"They called me to do a gig on Tuwedsday," Stix interjected. "You know what day that is? It's the day between Tuesday and Wednesday," he finished before falling into his contagious laughing chuckle.
Trying to describe the sound of Is What It Is is like trying to describe the taste of milk. No matter how you try to define it, it just isn't right.
They engage in jazz and blues, beats and breaks, dissonance and harmony, all for the goal of achieving a joyous musical moment, for the band and the audience.
The group is well aware of the prestige of the moment.

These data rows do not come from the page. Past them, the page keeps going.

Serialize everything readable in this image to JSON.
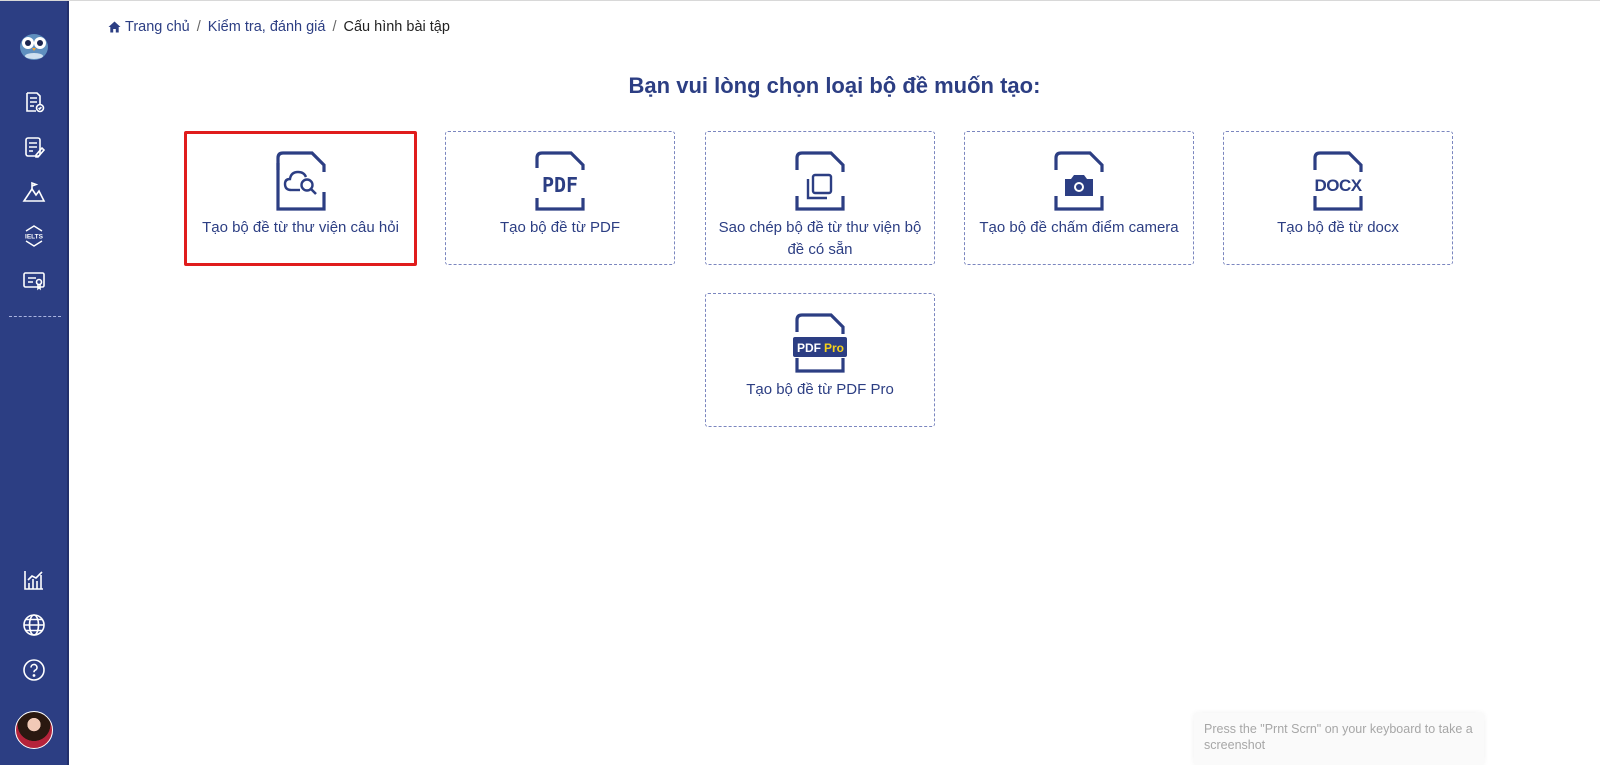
{
  "breadcrumb": {
    "home": "Trang chủ",
    "level2": "Kiểm tra, đánh giá",
    "current": "Cấu hình bài tập",
    "separator": "/"
  },
  "heading": "Bạn vui lòng chọn loại bộ đề muốn tạo:",
  "cards": [
    {
      "label": "Tạo bộ đề từ thư viện câu hỏi",
      "icon": "cloud-search-file-icon",
      "selected": true
    },
    {
      "label": "Tạo bộ đề từ PDF",
      "icon": "pdf-file-icon",
      "icon_text": "PDF",
      "selected": false
    },
    {
      "label": "Sao chép bộ đề từ thư viện bộ đề có sẵn",
      "icon": "copy-file-icon",
      "selected": false
    },
    {
      "label": "Tạo bộ đề chấm điểm camera",
      "icon": "camera-file-icon",
      "selected": false
    },
    {
      "label": "Tạo bộ đề từ docx",
      "icon": "docx-file-icon",
      "icon_text": "DOCX",
      "selected": false
    },
    {
      "label": "Tạo bộ đề từ PDF Pro",
      "icon": "pdf-pro-file-icon",
      "icon_text_1": "PDF",
      "icon_text_2": "Pro",
      "selected": false
    }
  ],
  "sidebar": {
    "ielts_label": "IELTS",
    "icons": [
      "owl-logo-icon",
      "exam-check-icon",
      "edit-document-icon",
      "mountain-flag-icon",
      "ielts-icon",
      "certificate-icon",
      "chart-icon",
      "globe-icon",
      "help-icon",
      "avatar"
    ]
  },
  "toast": "Press the \"Prnt Scrn\" on your keyboard to take a screenshot",
  "colors": {
    "sidebar": "#2c3e83",
    "primary_text": "#2c3e83",
    "selected_border": "#e01c1c",
    "pro_badge": "#f5d21a"
  }
}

And with the additional musicians and dancers, they look at the event as separate from a regular Is What It Is gig.
The group has composed a number of new songs, while Fleming added one of her own songs, "Heart of a Woman," and they will be doing a cover of John Coltrane's "Ole."

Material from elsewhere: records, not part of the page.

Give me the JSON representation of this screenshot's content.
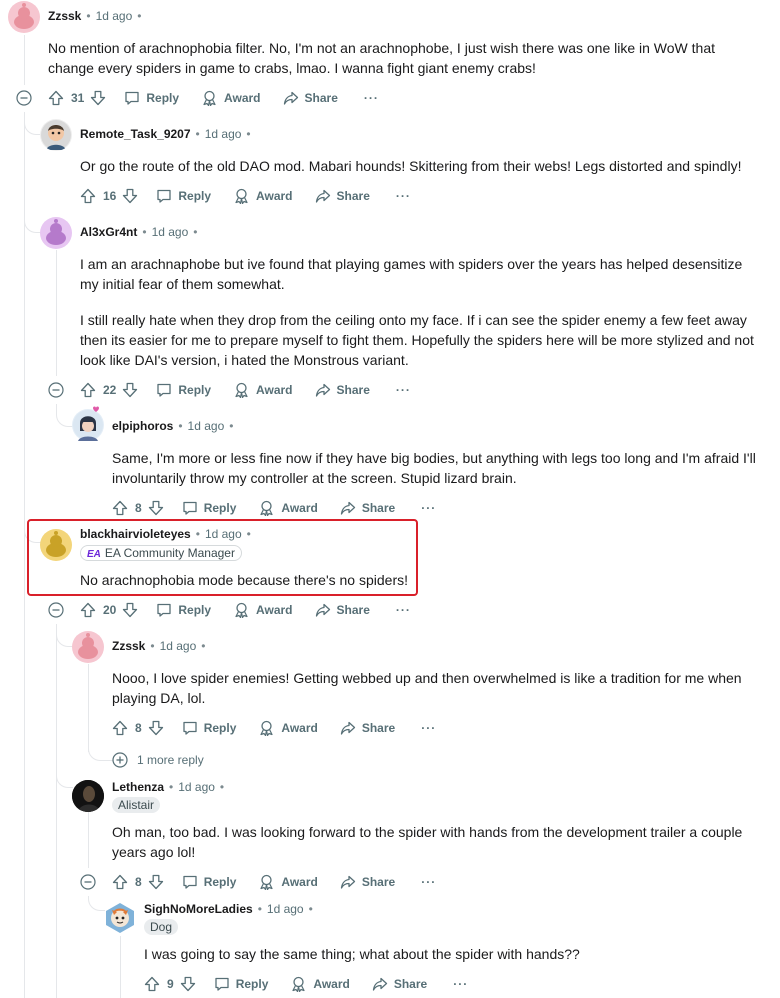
{
  "labels": {
    "reply": "Reply",
    "award": "Award",
    "share": "Share",
    "more": "···",
    "dot": "•"
  },
  "c1": {
    "author": "Zzssk",
    "time": "1d ago",
    "score": "31",
    "text": "No mention of arachnophobia filter. No, I'm not an arachnophobe, I just wish there was one like in WoW that change every spiders in game to crabs, lmao. I wanna fight giant enemy crabs!"
  },
  "c2": {
    "author": "Remote_Task_9207",
    "time": "1d ago",
    "score": "16",
    "text": "Or go the route of the old DAO mod. Mabari hounds! Skittering from their webs! Legs distorted and spindly!"
  },
  "c3": {
    "author": "Al3xGr4nt",
    "time": "1d ago",
    "score": "22",
    "p1": "I am an arachnaphobe but ive found that playing games with spiders over the years has helped desensitize my initial fear of them somewhat.",
    "p2": "I still really hate when they drop from the ceiling onto my face. If i can see the spider enemy a few feet away then its easier for me to prepare myself to fight them. Hopefully the spiders here will be more stylized and not look like DAI's version, i hated the Monstrous variant."
  },
  "c4": {
    "author": "elpiphoros",
    "time": "1d ago",
    "score": "8",
    "text": "Same, I'm more or less fine now if they have big bodies, but anything with legs too long and I'm afraid I'll involuntarily throw my controller at the screen. Stupid lizard brain."
  },
  "c5": {
    "author": "blackhairvioleteyes",
    "time": "1d ago",
    "score": "20",
    "flair": "EA Community Manager",
    "flair_logo": "EA",
    "flair_logo_color": "#6d28d9",
    "text": "No arachnophobia mode because there's no spiders!"
  },
  "c6": {
    "author": "Zzssk",
    "time": "1d ago",
    "score": "8",
    "text": "Nooo, I love spider enemies! Getting webbed up and then overwhelmed is like a tradition for me when playing DA, lol.",
    "more_replies": "1 more reply"
  },
  "c7": {
    "author": "Lethenza",
    "time": "1d ago",
    "score": "8",
    "flair": "Alistair",
    "text": "Oh man, too bad. I was looking forward to the spider with hands from the development trailer a couple years ago lol!"
  },
  "c8": {
    "author": "SighNoMoreLadies",
    "time": "1d ago",
    "score": "9",
    "flair": "Dog",
    "text": "I was going to say the same thing; what about the spider with hands??"
  },
  "colors": {
    "highlight_border": "#d9202a",
    "meta_text": "#576f76",
    "thread_line": "#e5e7ea"
  }
}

"I've been kind of working on carving out the specifics of each piece," Smith stated. "Meanwhile I've been thinking about the general narrative across the board and the interplay between the dancers.
"I've constructed the theme as the interplay of masculine and feminine forces as a set of two polar opposites and they're meeting in the middle," Smith continued. "The music will also focus on the dichotomy of introversion verses extroversion and aggression versus submission. The third dancer in the middle of that combines those qualities into a balance."

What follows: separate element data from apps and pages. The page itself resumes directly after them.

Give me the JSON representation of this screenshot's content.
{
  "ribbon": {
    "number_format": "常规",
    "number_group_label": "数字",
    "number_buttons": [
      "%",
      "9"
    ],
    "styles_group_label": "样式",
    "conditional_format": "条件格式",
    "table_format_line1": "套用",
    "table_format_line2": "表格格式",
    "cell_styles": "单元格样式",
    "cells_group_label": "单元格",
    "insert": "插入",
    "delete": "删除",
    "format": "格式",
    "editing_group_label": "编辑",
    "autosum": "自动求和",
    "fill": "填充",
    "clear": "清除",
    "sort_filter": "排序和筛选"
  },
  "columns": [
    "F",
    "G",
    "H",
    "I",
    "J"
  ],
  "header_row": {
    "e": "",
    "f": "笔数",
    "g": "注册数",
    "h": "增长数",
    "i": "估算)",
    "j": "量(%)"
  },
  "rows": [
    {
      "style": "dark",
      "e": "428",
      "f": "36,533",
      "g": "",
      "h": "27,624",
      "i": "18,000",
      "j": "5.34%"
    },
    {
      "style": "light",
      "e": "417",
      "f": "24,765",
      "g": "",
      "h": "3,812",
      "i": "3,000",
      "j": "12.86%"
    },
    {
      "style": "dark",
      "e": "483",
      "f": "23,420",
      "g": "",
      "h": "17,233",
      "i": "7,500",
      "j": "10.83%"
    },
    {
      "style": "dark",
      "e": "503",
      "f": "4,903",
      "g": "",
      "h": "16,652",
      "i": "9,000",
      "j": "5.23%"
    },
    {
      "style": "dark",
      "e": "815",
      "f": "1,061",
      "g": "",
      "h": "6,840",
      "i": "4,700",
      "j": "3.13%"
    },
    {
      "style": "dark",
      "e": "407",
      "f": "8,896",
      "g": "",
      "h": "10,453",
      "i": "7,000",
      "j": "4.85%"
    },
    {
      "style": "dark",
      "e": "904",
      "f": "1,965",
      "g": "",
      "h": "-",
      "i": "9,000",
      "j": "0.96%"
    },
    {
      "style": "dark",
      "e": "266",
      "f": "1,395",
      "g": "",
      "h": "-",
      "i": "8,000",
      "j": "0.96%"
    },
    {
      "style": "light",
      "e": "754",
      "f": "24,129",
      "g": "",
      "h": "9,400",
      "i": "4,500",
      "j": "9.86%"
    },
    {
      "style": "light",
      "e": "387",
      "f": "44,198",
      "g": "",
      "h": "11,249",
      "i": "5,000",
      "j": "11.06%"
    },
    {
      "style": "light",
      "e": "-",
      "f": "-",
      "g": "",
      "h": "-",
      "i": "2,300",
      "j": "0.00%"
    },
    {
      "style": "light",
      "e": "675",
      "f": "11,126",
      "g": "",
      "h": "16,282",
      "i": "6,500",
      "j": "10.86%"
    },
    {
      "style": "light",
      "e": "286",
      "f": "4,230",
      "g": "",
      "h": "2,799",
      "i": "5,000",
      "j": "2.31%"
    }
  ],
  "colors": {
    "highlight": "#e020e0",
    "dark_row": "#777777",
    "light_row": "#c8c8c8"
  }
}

It may sound haughty to describe the music in such terms, but in the end it is just a highfalutin way of saying the show will make you shake your ass with meaning. And if the idea of thought provoking music somehow does not pique the attention of the crowd it can be accomplished in two words: Body Paint.
In order to portray the narrative vision of the piece, the music and choreography will be enhanced by women hooping in painted-on costumes, - so as to make it a feast for the eyes as well as the ears.
"It has been an amazing experience to perform with live musicians and friends," said Haller, who teaches and makes custom hoops. "I don't think Erie has ever seen anything like this before. It truly is performance art. The whole piece encompasses so much positive energy. I think the audience will be blown away."
The group is not lost on itself. The mission is to entertain, but in the most artistic of fashions.
"I see it as an honor to play on the main stage," Trohoske said. "There's been a lot of blood sweat and tears. I'm a 40-year-old man. We make our living doing this. We've spent years kicking against the bricks just trying to make a living, but still do our art form. We're not a bunch of art kids sitting in a coffee house talking about doing art. We're out there. We're workhorses. We're working musicians.
"I don't have any huge expectations," he continued. "I expect that the band is going to do what they do for every gig. And that's go in prepared. Go in with a sense of brotherhood like we always do. This is a family. I can never live up to my expectations until I get there and the music starts playing because often times it exceeds any expectations I might have had. Every new gig is the best gig because it just gets better. "
The artist collective of musicians and dancers will be performing on the main stage Friday, Aug. 19, from 7 to 8:30 p.m. A Celebrate Erie pre-party and sneak peek of the group will be held Thursday, Aug. 11 at 1201 Kitchen, 1201 State St.
You can reach Michael Bennett at email@example.com